Cabarete may be a laid-back beach town, but if you don’t know your way around it, it might turn out to be the adventure you did not have in mind. That’s why we’ve prepared a handy guide to help you get around Cabarete easily, while having fun at the same time. By the end of your trip, you’ll know the town like the back of your hand.
How to get to Cabarete from the airport
A great place to start is when you land in the DR.
Puerto Plata (POP)
The DR has four international airports: Puerto Plata, Santiago, Santo Domingo, or Punta Cana. Puerto Plata (POP) is the priciest of the lot. However, if you choose it, you’ll have an advantage. Cabarete is just 20 minutes away. When you’re booking your retreat, just let the Yoga Loft receptionist know your flight number and arrival time, so that we can book your reservation with a cab service. In no time, you’ll be on the beach, enjoying the view as you sip on your favourite fruity drink.
Travelling by Bus
Taking a bus from the airport to Cabarete is another option, if that’s your choice. It’s cheaper than a cab ride but requires a bit of cab hopping. The main national bus companies are Caribe Tours and Metro. Both have stations in Puerto Plata, and the bus schedules are available on their websites.
For around 35RD (less than USD$1), you can enjoy a ride in air-conditioned comfort from Puerto Plata to Sosua. The buses are clean and have toilets. In Sosua, you can take another cab or guagua, and you’ll be in Cabarete in about 15 minutes’ time.
More on the guaguas later!
Santiago Cibao International (STI)
If you arrive at the STI airport, you’ll be near to the DR’s second largest city, Santiago de los Caballeros, or simply, Santiago. A cab ride from Santiago to Cabarete will take around an hour and forty-five minutes, and cost you USD$85-100. However, you can opt for an Uber and get a good deal.
For about 100 RD (USD$2), you can enjoy a comfortable bus ride from Santiago to Sosua.
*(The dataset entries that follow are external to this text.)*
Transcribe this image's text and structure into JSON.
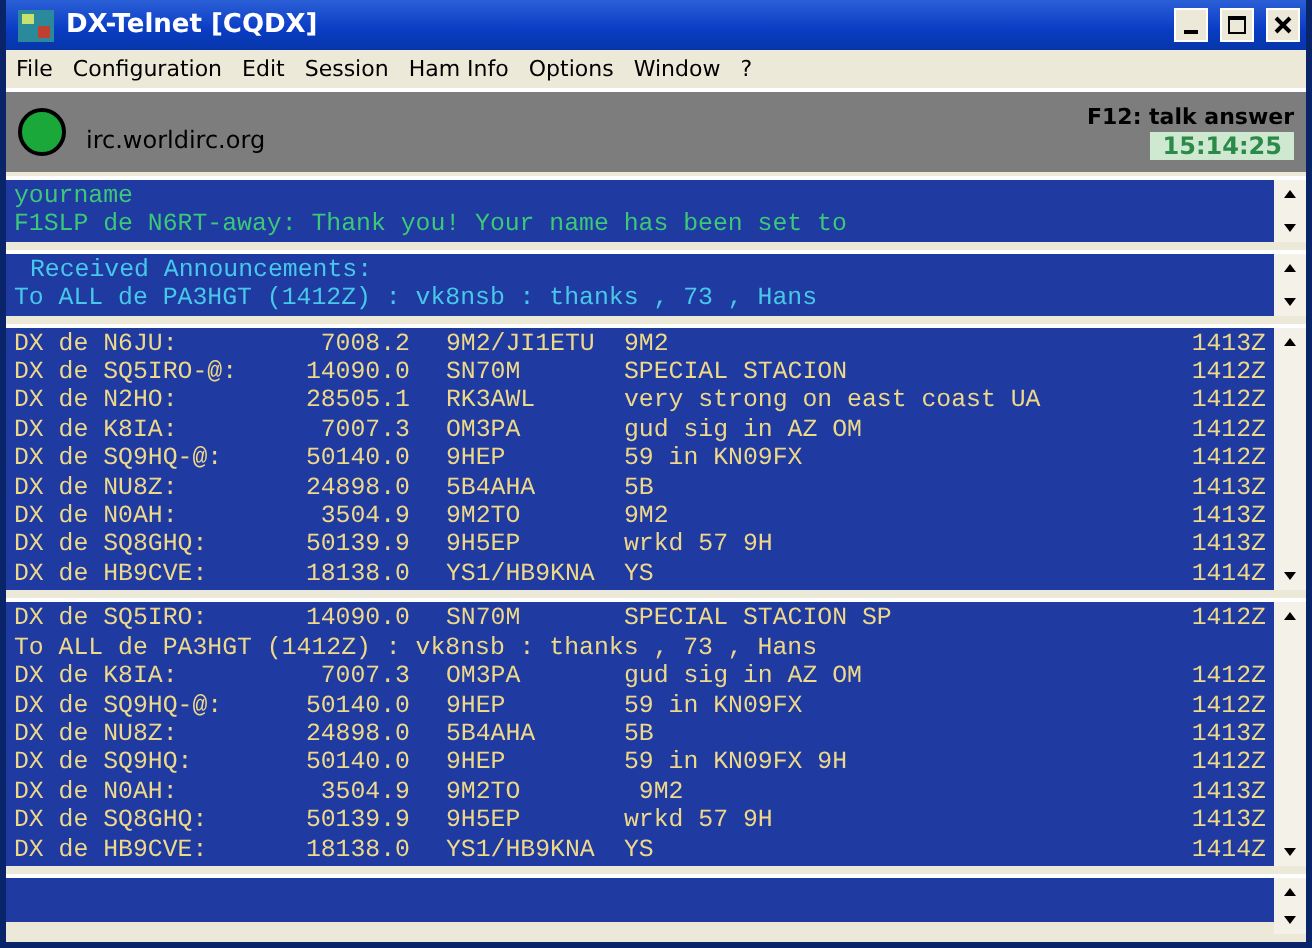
{
  "window": {
    "title": "DX-Telnet [CQDX]"
  },
  "menu": [
    "File",
    "Configuration",
    "Edit",
    "Session",
    "Ham Info",
    "Options",
    "Window",
    "?"
  ],
  "status": {
    "connected": true,
    "server": "irc.worldirc.org",
    "hint": "F12: talk answer",
    "clock": "15:14:25"
  },
  "chat": {
    "lines": [
      "yourname",
      "F1SLP de N6RT-away: Thank you! Your name has been set to"
    ]
  },
  "announcements": {
    "title": "Received Announcements:",
    "lines": [
      "To ALL de PA3HGT (1412Z) : vk8nsb : thanks , 73 , Hans"
    ]
  },
  "spots": [
    {
      "kind": "spot",
      "spotter": "DX de N6JU:",
      "freq": "7008.2",
      "dx": "9M2/JI1ETU",
      "comment": "9M2",
      "time": "1413Z"
    },
    {
      "kind": "spot",
      "spotter": "DX de SQ5IRO-@:",
      "freq": "14090.0",
      "dx": "SN70M",
      "comment": "SPECIAL STACION",
      "time": "1412Z"
    },
    {
      "kind": "spot",
      "spotter": "DX de N2HO:",
      "freq": "28505.1",
      "dx": "RK3AWL",
      "comment": "very strong on east coast UA",
      "time": "1412Z"
    },
    {
      "kind": "spot",
      "spotter": "DX de K8IA:",
      "freq": "7007.3",
      "dx": "OM3PA",
      "comment": "gud sig in AZ OM",
      "time": "1412Z"
    },
    {
      "kind": "spot",
      "spotter": "DX de SQ9HQ-@:",
      "freq": "50140.0",
      "dx": "9HEP",
      "comment": "59 in KN09FX",
      "time": "1412Z"
    },
    {
      "kind": "spot",
      "spotter": "DX de NU8Z:",
      "freq": "24898.0",
      "dx": "5B4AHA",
      "comment": "5B",
      "time": "1413Z"
    },
    {
      "kind": "spot",
      "spotter": "DX de N0AH:",
      "freq": "3504.9",
      "dx": "9M2TO",
      "comment": "9M2",
      "time": "1413Z"
    },
    {
      "kind": "spot",
      "spotter": "DX de SQ8GHQ:",
      "freq": "50139.9",
      "dx": "9H5EP",
      "comment": "wrkd 57 9H",
      "time": "1413Z"
    },
    {
      "kind": "spot",
      "spotter": "DX de HB9CVE:",
      "freq": "18138.0",
      "dx": "YS1/HB9KNA",
      "comment": "YS",
      "time": "1414Z"
    }
  ],
  "log": [
    {
      "kind": "spot",
      "spotter": "DX de SQ5IRO:",
      "freq": "14090.0",
      "dx": "SN70M",
      "comment": "SPECIAL STACION SP",
      "time": "1412Z"
    },
    {
      "kind": "announcement",
      "text": "To ALL de PA3HGT (1412Z) : vk8nsb : thanks , 73 , Hans"
    },
    {
      "kind": "spot",
      "spotter": "DX de K8IA:",
      "freq": "7007.3",
      "dx": "OM3PA",
      "comment": "gud sig in AZ OM",
      "time": "1412Z"
    },
    {
      "kind": "spot",
      "spotter": "DX de SQ9HQ-@:",
      "freq": "50140.0",
      "dx": "9HEP",
      "comment": "59 in KN09FX",
      "time": "1412Z"
    },
    {
      "kind": "spot",
      "spotter": "DX de NU8Z:",
      "freq": "24898.0",
      "dx": "5B4AHA",
      "comment": "5B",
      "time": "1413Z"
    },
    {
      "kind": "spot",
      "spotter": "DX de SQ9HQ:",
      "freq": "50140.0",
      "dx": "9HEP",
      "comment": "59 in KN09FX 9H",
      "time": "1412Z"
    },
    {
      "kind": "spot",
      "spotter": "DX de N0AH:",
      "freq": "3504.9",
      "dx": "9M2TO",
      "comment": " 9M2",
      "time": "1413Z"
    },
    {
      "kind": "spot",
      "spotter": "DX de SQ8GHQ:",
      "freq": "50139.9",
      "dx": "9H5EP",
      "comment": "wrkd 57 9H",
      "time": "1413Z"
    },
    {
      "kind": "spot",
      "spotter": "DX de HB9CVE:",
      "freq": "18138.0",
      "dx": "YS1/HB9KNA",
      "comment": "YS",
      "time": "1414Z"
    }
  ]
}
In Sosua, take a guagua or cab and you’ll arrive in Cabarete in 15 minutes’ time.
Las Americas Santo Domingo (SDQ)
We think you would be much better off taking a bus. For one, it’s way more affordable, at 400RD (USD$8).
One thing to remember: the bus stops in Santo Domingo are not located at the airport. You will need to take a cab from the SDQ airport to either the Caribe Tours or Metro depots in Santo Domingo, at a cost of USD$25. Once you’re in Sosua, you can take a cab or guagua to Cabarete.
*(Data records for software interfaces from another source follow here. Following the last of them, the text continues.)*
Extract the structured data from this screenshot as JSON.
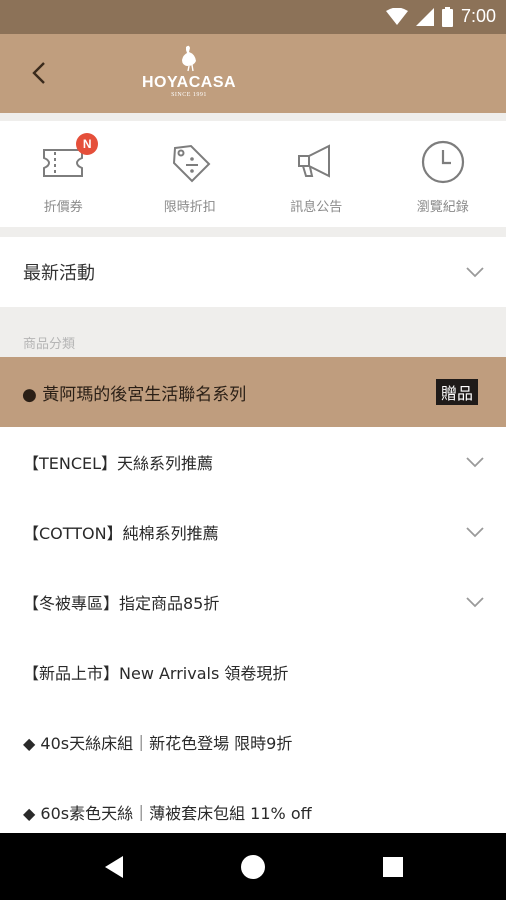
{
  "status_bar": {
    "time": "7:00"
  },
  "app_bar": {
    "logo_name": "HOYACASA",
    "logo_since": "SINCE 1991"
  },
  "quick_menu": {
    "items": [
      {
        "label": "折價券",
        "icon": "coupon-icon",
        "badge": "N"
      },
      {
        "label": "限時折扣",
        "icon": "discount-tag-icon"
      },
      {
        "label": "訊息公告",
        "icon": "megaphone-icon"
      },
      {
        "label": "瀏覽紀錄",
        "icon": "clock-icon"
      }
    ]
  },
  "latest": {
    "label": "最新活動"
  },
  "categories": {
    "header": "商品分類",
    "highlight": {
      "label": "● 黃阿瑪的後宮生活聯名系列",
      "tag": "贈品"
    },
    "items": [
      {
        "label": "【TENCEL】天絲系列推薦",
        "expandable": true
      },
      {
        "label": "【COTTON】純棉系列推薦",
        "expandable": true
      },
      {
        "label": "【冬被專區】指定商品85折",
        "expandable": true
      },
      {
        "label": "【新品上市】New Arrivals 領卷現折",
        "expandable": false
      },
      {
        "label": "◆ 40s天絲床組｜新花色登場 限時9折",
        "expandable": false
      },
      {
        "label": "◆ 60s素色天絲｜薄被套床包組 11% off",
        "expandable": false
      }
    ]
  },
  "colors": {
    "brand_dark": "#8c7258",
    "brand": "#c09e7e",
    "badge": "#e54f3a"
  }
}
Punta Cana International (PUJ)
We’re going to be honest. You’ll be in for a long ride, whether by cab or bus, if you arrive at the PUJ airport. So make sure that you have a great book to read or a movie on your phone that you want to watch. If time is of the essence, your best bet would be to take a cab, at a cost of approximately USD$400.
Now, we’ll talk about getting around Cabarete. Prepare for an adventure!
Getting Around Cabarete
Guaguas are public buses that look like panel vans. They run very regularly along the main road throughout the Dominican Republic, with one passing by every five or 10 minutes. The fare is super cheap, around 25RD per person, for most short journeys.
Official guaguas have ID tags and destination names on the windshield. They often bear funny slogans, such as ‘May God help whoever crashes into me’. To stop one, just wave at it as if you were hailing a cab, hop inside when it stops, and tell the assistant where you’re headed.
You get the chance to listen to lively local music, chat with friendly Dominicans (and maybe brush up on your Spanish), and enjoy the sights and sounds of bustling Dominican life. Travelling in a guagua is a “cozy” experience, meaning that it’s incredible that there’s always space for one more person. When you’re ready to disembark, just do what everyone else does: Yell “Aqui, aqui, aqui!” “Llego!” also works.
Motoconchos, aka Moto
If you’ve ever ridden on the back of a motorbike, then you shouldn’t have a problem travelling on a motoconchos. A ride costs around 50RD per person within Cabarete, which is quite reasonable. However, at night, the cost doubles.
Pro tip: always get on and off the Moto from the left side, or you’ll risk getting a “Dominican tattoo”. It’s a burn on the calf when it comes into contact with the exhaust pipe on the Moto.
Carrito means ‘little car’ in Spanish. They are public cabs, and are faster than guaguas because they carry fewer people and don’t stop that often. As with the guagua, you hail one heading in your direction by waving it to stop.
Now that you know how to get to Cabarete from any of the airports, and have an idea of the costs, travel times, and modes of public transportation, you should be better prepared to make the most of your trip in Cabarete. In fact, you’ll be a pro at it.
You’ll definitely have the fun adventure you had in mind.